INSTRUCTIONS TO FOLLOW
Copy each line containing the word "name" from the records that follow, please.

─── INFORMATION

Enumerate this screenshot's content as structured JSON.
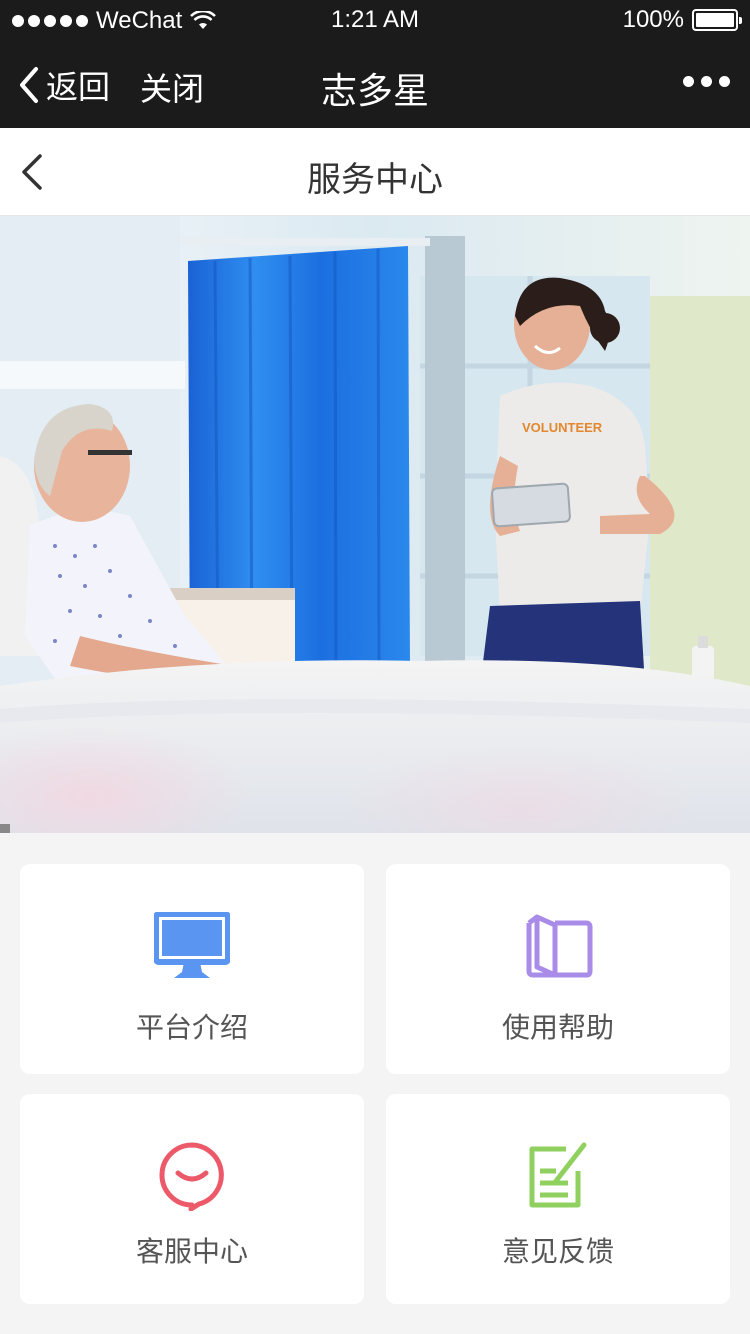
{
  "status_bar": {
    "carrier": "WeChat",
    "time": "1:21 AM",
    "battery": "100%",
    "battery_level": 1.0
  },
  "wechat_nav": {
    "back_label": "返回",
    "close_label": "关闭",
    "title": "志多星"
  },
  "page": {
    "title": "服务中心"
  },
  "hero": {
    "shirt_text": "VOLUNTEER"
  },
  "services": [
    {
      "label": "平台介绍",
      "icon": "monitor-icon",
      "color": "#5b95f2"
    },
    {
      "label": "使用帮助",
      "icon": "book-icon",
      "color": "#a98be8"
    },
    {
      "label": "客服中心",
      "icon": "chat-smile-icon",
      "color": "#ec5a6a"
    },
    {
      "label": "意见反馈",
      "icon": "edit-note-icon",
      "color": "#8fd05f"
    }
  ]
}
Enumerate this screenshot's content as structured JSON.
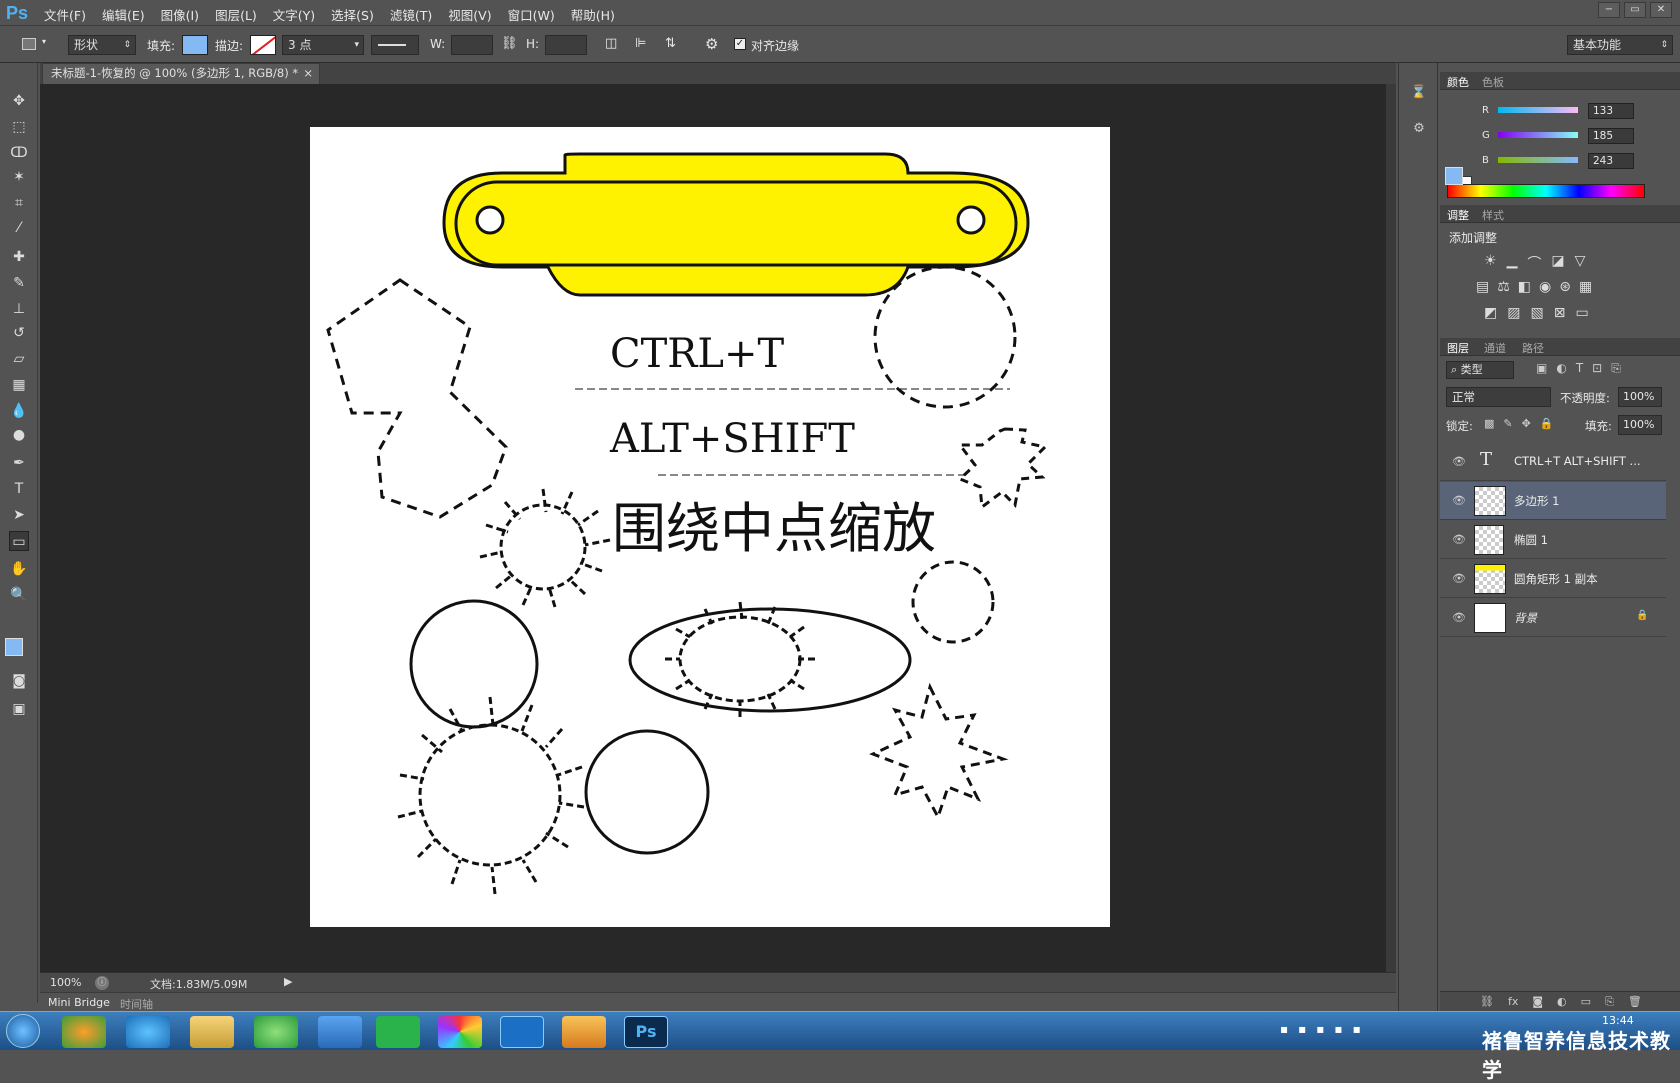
{
  "app": {
    "logo": "Ps"
  },
  "menu": [
    "文件(F)",
    "编辑(E)",
    "图像(I)",
    "图层(L)",
    "文字(Y)",
    "选择(S)",
    "滤镜(T)",
    "视图(V)",
    "窗口(W)",
    "帮助(H)"
  ],
  "window_buttons": [
    "−",
    "▭",
    "✕"
  ],
  "options": {
    "mode": "形状",
    "fill_label": "填充:",
    "stroke_label": "描边:",
    "stroke_size": "3 点",
    "w_label": "W:",
    "h_label": "H:",
    "align_edges": "对齐边缘",
    "workspace": "基本功能",
    "fill_color": "#85b9f3"
  },
  "document": {
    "tab_title": "未标题-1-恢复的 @ 100% (多边形 1, RGB/8) *",
    "close": "×"
  },
  "canvas_text": {
    "line1": "CTRL+T",
    "line2": "ALT+SHIFT",
    "line3": "围绕中点缩放"
  },
  "status": {
    "zoom": "100%",
    "doc": "文档:1.83M/5.09M"
  },
  "bottom_tabs": [
    "Mini Bridge",
    "时间轴"
  ],
  "color_panel": {
    "tabs": [
      "颜色",
      "色板"
    ],
    "r_label": "R",
    "g_label": "G",
    "b_label": "B",
    "r": "133",
    "g": "185",
    "b": "243",
    "foreground": "#85b9f3"
  },
  "adjustments_panel": {
    "tabs": [
      "调整",
      "样式"
    ],
    "title": "添加调整"
  },
  "layers_panel": {
    "tabs": [
      "图层",
      "通道",
      "路径"
    ],
    "filter": "类型",
    "blend_mode": "正常",
    "opacity_label": "不透明度:",
    "opacity": "100%",
    "lock_label": "锁定:",
    "fill_label": "填充:",
    "fill": "100%",
    "layers": [
      {
        "name": "CTRL+T  ALT+SHIFT ...",
        "kind": "text"
      },
      {
        "name": "多边形 1",
        "kind": "shape",
        "selected": true
      },
      {
        "name": "椭圆 1",
        "kind": "shape"
      },
      {
        "name": "圆角矩形 1 副本",
        "kind": "shape"
      },
      {
        "name": "背景",
        "kind": "background"
      }
    ]
  },
  "taskbar": {
    "clock": "13:44",
    "watermark": "褚鲁智养信息技术教学"
  }
}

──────

WRITTEN ANSWER
        "name": "CTRL+T  ALT+SHIFT ...",
        "name": "多边形 1",
        "name": "椭圆 1",
        "name": "圆角矩形 1 副本",
        "name": "背景",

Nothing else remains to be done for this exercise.